*** Opening of Information provided ***

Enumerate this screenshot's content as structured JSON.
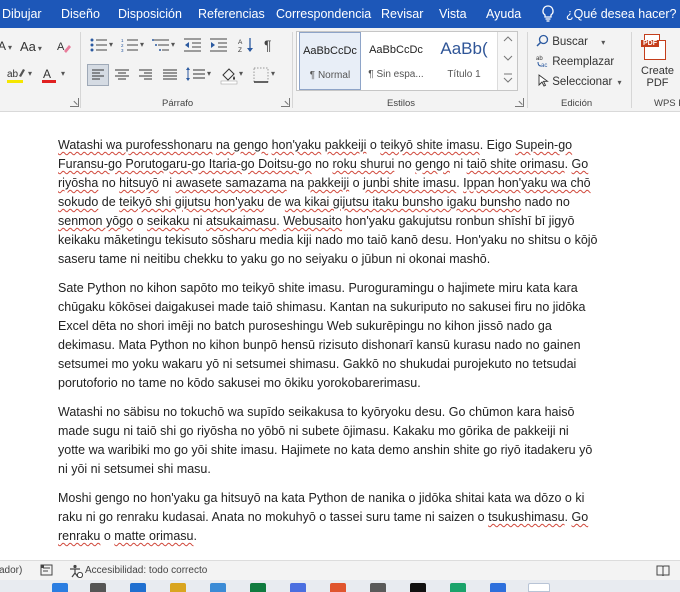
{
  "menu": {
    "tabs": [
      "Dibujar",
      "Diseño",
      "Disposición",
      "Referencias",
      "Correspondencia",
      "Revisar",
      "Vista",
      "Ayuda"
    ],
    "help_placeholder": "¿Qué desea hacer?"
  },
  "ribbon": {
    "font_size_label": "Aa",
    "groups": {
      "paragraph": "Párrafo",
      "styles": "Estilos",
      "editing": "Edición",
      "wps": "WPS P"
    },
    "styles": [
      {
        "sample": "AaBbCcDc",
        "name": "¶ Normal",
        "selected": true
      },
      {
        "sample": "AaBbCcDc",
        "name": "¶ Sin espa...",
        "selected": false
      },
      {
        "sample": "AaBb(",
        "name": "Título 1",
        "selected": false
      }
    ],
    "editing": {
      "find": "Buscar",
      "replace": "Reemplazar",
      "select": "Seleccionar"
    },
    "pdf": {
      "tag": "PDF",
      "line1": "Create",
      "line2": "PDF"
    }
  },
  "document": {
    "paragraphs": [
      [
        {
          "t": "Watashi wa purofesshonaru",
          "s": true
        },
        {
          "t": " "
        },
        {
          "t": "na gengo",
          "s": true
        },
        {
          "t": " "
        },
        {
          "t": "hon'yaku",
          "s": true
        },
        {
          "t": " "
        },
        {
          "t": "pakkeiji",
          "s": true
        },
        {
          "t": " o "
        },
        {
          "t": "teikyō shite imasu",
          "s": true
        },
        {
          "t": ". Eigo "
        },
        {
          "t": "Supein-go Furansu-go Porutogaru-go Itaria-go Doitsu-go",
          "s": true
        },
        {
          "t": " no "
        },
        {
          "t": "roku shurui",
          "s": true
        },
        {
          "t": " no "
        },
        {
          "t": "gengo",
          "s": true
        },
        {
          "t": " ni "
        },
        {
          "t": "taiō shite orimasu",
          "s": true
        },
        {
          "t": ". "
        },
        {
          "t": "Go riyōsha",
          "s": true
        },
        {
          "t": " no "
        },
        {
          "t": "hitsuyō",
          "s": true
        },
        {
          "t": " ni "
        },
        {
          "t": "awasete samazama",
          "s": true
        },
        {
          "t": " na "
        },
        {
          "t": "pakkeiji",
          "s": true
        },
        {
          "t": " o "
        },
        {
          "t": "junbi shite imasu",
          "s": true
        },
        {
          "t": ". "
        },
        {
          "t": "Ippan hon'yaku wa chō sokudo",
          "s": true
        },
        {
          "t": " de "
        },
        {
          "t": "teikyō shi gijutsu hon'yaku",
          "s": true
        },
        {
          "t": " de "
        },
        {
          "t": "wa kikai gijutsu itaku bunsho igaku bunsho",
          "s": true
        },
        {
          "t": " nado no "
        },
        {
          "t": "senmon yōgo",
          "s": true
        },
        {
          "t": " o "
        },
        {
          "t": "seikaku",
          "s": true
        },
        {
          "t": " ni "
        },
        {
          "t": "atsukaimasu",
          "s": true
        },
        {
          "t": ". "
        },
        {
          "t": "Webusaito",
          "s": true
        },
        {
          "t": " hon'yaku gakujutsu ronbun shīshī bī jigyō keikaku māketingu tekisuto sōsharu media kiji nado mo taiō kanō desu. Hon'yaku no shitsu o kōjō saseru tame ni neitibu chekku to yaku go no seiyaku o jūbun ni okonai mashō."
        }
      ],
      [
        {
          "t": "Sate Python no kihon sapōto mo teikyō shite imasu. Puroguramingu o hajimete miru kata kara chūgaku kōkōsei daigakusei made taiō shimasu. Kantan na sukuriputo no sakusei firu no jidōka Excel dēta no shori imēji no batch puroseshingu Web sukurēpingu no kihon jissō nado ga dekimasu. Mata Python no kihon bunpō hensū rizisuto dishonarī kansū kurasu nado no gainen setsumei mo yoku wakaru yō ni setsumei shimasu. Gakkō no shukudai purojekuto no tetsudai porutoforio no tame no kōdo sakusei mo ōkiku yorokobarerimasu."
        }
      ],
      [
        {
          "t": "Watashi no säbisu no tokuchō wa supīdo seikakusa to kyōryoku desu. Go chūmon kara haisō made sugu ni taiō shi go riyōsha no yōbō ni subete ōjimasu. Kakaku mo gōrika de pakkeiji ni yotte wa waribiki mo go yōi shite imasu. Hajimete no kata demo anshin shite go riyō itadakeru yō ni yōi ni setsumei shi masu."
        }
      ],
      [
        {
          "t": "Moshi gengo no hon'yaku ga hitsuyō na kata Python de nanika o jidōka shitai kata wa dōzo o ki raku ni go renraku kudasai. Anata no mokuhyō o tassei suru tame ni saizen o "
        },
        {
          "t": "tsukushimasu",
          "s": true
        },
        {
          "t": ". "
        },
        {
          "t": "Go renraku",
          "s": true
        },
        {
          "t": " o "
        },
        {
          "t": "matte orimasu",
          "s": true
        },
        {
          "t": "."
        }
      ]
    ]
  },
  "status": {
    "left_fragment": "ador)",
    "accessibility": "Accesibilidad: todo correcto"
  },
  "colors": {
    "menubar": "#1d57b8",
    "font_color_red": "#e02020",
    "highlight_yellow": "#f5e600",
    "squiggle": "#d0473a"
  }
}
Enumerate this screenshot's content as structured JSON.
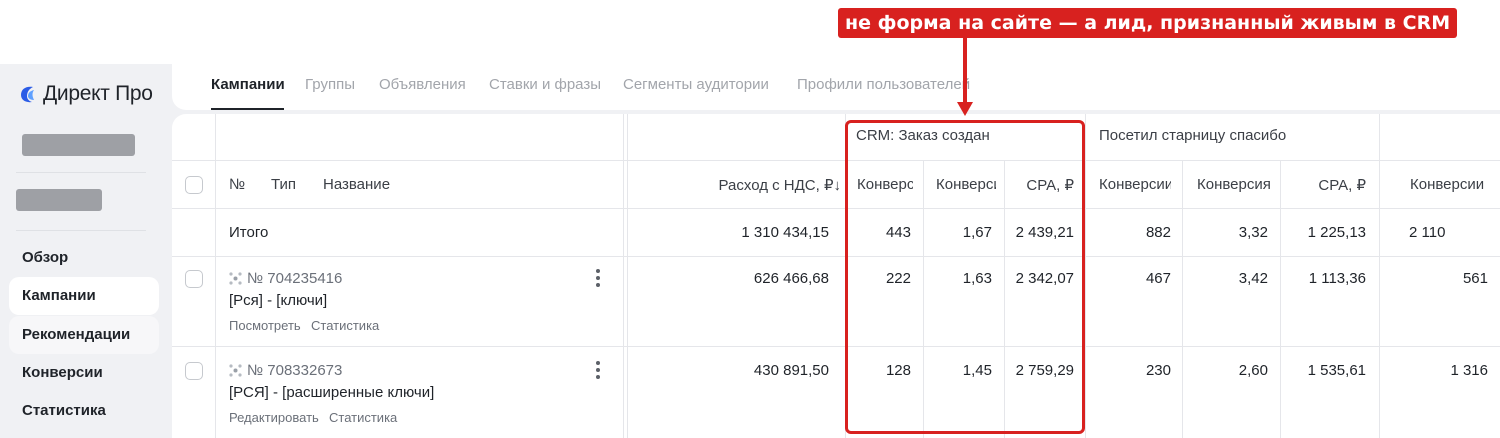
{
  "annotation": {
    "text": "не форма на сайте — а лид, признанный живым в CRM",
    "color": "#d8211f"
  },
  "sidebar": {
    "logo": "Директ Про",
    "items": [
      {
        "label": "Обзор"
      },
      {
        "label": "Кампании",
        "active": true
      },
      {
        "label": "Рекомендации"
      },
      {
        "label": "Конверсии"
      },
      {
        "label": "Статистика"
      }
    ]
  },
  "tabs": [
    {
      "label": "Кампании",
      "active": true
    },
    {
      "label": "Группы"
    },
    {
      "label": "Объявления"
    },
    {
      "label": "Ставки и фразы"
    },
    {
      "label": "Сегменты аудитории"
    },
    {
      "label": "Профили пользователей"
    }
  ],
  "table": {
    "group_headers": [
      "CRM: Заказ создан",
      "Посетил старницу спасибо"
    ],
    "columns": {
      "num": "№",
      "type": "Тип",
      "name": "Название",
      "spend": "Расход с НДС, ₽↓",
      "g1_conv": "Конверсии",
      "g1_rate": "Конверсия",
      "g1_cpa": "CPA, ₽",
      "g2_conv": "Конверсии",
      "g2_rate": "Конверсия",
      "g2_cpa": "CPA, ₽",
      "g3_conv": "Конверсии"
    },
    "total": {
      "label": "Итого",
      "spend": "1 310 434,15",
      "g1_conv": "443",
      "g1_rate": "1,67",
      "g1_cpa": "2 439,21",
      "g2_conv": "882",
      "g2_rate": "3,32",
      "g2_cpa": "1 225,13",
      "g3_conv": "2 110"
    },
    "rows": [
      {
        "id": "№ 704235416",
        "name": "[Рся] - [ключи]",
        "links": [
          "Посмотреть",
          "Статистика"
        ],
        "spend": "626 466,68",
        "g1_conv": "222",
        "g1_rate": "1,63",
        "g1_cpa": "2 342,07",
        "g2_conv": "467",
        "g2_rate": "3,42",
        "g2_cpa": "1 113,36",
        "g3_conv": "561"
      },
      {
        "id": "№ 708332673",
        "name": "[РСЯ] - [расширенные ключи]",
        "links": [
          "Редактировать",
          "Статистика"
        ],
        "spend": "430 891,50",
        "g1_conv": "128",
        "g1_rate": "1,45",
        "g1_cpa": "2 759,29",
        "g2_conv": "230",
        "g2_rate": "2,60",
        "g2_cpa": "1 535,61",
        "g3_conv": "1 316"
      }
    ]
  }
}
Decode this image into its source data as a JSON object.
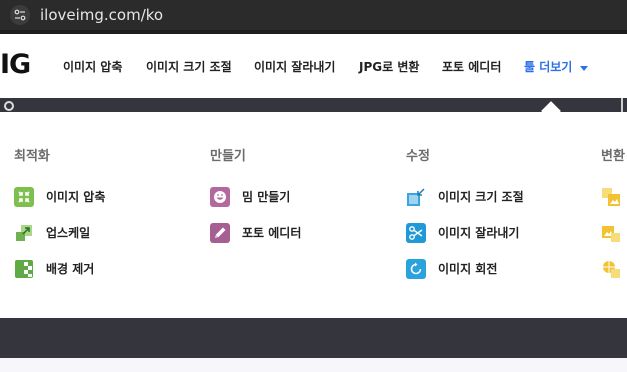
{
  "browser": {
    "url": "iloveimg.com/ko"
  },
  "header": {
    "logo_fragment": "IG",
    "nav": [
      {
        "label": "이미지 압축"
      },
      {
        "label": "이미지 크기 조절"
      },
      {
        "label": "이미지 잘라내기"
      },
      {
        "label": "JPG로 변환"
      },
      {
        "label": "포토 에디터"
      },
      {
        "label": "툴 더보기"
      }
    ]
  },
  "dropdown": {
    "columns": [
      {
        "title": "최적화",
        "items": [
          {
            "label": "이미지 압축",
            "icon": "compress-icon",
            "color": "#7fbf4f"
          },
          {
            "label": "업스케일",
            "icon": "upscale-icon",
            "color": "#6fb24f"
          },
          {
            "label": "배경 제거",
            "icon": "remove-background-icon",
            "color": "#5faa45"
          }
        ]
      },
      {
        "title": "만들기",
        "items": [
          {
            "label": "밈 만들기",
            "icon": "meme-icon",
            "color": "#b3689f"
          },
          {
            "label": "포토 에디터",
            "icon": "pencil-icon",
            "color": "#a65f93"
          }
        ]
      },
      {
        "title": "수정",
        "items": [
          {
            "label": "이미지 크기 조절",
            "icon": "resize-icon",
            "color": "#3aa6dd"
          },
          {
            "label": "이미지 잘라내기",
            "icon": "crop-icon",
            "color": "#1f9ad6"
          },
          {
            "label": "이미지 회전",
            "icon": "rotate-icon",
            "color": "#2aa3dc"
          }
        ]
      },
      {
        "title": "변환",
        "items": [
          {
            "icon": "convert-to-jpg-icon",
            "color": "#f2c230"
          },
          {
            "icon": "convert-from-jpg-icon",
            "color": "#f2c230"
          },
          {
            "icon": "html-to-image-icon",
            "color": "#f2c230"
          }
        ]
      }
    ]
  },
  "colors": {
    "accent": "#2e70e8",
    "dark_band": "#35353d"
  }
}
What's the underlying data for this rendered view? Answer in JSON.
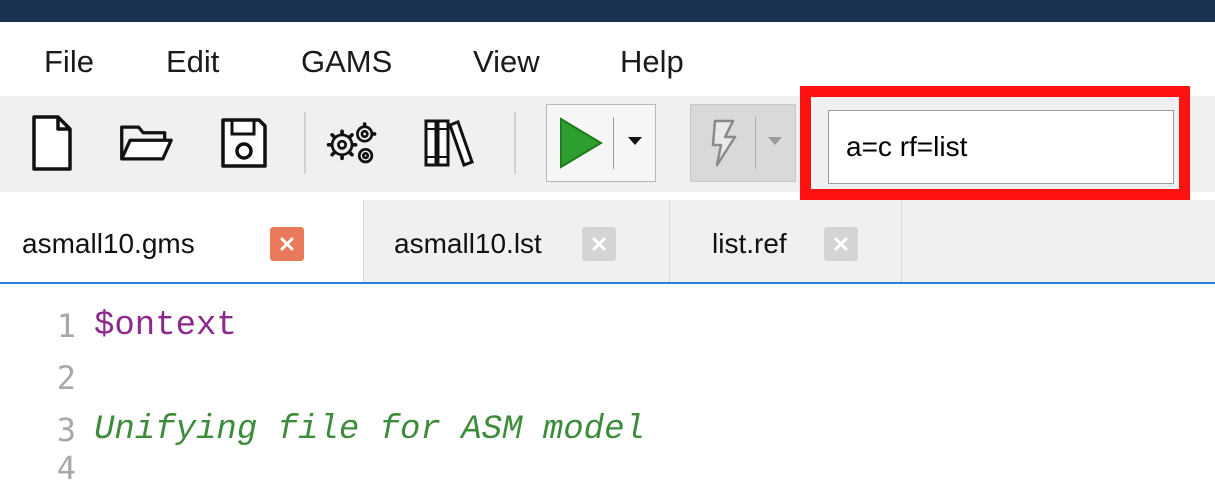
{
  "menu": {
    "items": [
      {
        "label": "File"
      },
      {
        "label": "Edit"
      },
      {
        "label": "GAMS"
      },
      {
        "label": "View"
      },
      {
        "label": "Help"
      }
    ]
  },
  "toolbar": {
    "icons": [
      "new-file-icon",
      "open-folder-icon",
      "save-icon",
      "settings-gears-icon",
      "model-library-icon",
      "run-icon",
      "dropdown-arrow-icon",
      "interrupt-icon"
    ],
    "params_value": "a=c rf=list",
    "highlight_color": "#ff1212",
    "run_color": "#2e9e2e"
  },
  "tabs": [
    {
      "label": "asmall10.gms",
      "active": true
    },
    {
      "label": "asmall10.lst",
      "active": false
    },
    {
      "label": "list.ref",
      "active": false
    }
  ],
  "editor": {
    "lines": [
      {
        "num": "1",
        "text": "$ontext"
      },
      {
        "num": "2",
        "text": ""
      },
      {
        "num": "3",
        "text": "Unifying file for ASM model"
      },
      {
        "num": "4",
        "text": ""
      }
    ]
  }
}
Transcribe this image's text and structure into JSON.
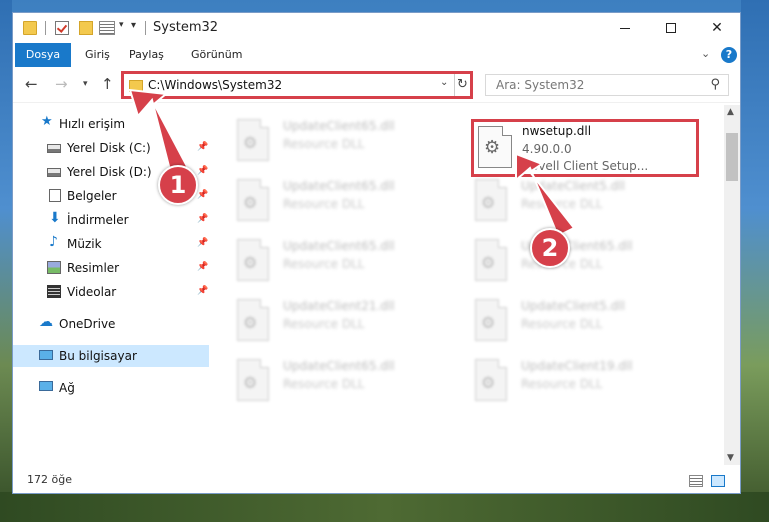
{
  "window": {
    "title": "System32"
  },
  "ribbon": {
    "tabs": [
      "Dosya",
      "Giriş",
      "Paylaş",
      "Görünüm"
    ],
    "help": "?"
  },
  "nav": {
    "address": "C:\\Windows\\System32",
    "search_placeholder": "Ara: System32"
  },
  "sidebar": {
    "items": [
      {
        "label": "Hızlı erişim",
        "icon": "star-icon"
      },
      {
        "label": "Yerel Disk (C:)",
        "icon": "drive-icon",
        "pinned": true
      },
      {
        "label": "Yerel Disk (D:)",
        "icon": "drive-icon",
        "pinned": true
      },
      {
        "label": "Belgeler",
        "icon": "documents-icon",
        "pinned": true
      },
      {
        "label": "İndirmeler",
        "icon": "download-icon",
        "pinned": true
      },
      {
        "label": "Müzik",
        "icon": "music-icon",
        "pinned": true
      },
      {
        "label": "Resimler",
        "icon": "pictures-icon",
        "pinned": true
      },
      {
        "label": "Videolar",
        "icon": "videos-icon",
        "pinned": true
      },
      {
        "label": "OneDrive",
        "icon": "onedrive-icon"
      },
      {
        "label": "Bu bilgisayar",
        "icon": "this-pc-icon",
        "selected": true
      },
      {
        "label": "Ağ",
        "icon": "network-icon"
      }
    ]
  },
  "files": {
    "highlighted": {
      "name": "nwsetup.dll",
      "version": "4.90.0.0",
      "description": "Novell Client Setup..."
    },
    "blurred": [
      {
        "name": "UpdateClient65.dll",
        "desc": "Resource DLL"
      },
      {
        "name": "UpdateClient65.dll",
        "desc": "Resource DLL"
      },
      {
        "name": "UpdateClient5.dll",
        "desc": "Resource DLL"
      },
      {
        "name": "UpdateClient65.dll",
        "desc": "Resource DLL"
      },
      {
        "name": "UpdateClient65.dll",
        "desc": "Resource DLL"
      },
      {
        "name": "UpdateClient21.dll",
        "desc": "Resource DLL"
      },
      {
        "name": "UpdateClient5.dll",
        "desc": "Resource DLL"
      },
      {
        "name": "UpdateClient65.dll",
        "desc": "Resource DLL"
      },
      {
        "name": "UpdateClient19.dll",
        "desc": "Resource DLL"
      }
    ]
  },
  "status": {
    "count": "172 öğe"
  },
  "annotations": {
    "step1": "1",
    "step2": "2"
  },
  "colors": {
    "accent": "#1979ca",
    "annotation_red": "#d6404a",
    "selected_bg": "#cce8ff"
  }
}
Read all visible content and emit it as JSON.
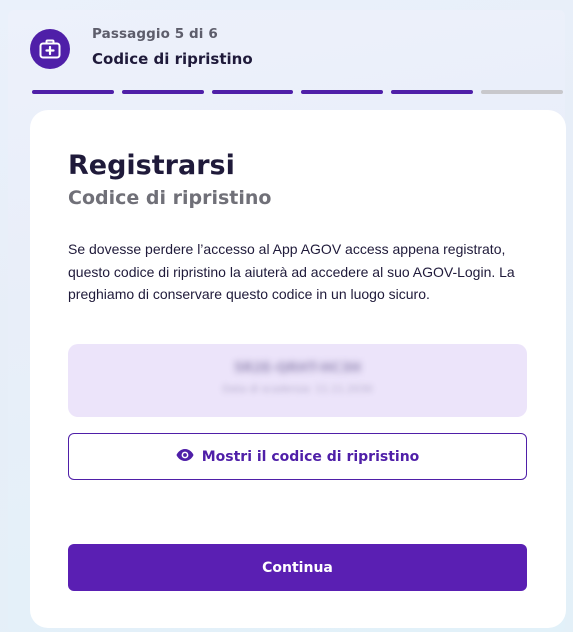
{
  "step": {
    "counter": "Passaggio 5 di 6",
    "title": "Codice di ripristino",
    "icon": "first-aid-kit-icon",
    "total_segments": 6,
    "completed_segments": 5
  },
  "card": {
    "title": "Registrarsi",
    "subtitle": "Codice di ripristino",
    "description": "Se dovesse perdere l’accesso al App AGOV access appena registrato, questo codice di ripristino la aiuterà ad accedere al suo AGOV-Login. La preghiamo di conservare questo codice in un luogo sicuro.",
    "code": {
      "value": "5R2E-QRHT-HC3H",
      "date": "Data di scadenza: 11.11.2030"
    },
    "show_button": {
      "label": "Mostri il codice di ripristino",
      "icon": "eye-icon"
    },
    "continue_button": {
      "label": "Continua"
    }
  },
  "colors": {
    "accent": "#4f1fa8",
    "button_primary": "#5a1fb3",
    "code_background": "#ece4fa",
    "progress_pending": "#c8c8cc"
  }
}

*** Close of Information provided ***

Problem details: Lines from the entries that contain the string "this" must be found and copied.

Answer to the problem:
Enumerate this screenshot's content as structured JSON.
Enumerate this screenshot's content as structured JSON.
Decode this image into its source data as a JSON object.
What's the underlying data for this rendered view? Answer in JSON.
Transcribe this image's text and structure into JSON.
        "icon": "this-pc-icon",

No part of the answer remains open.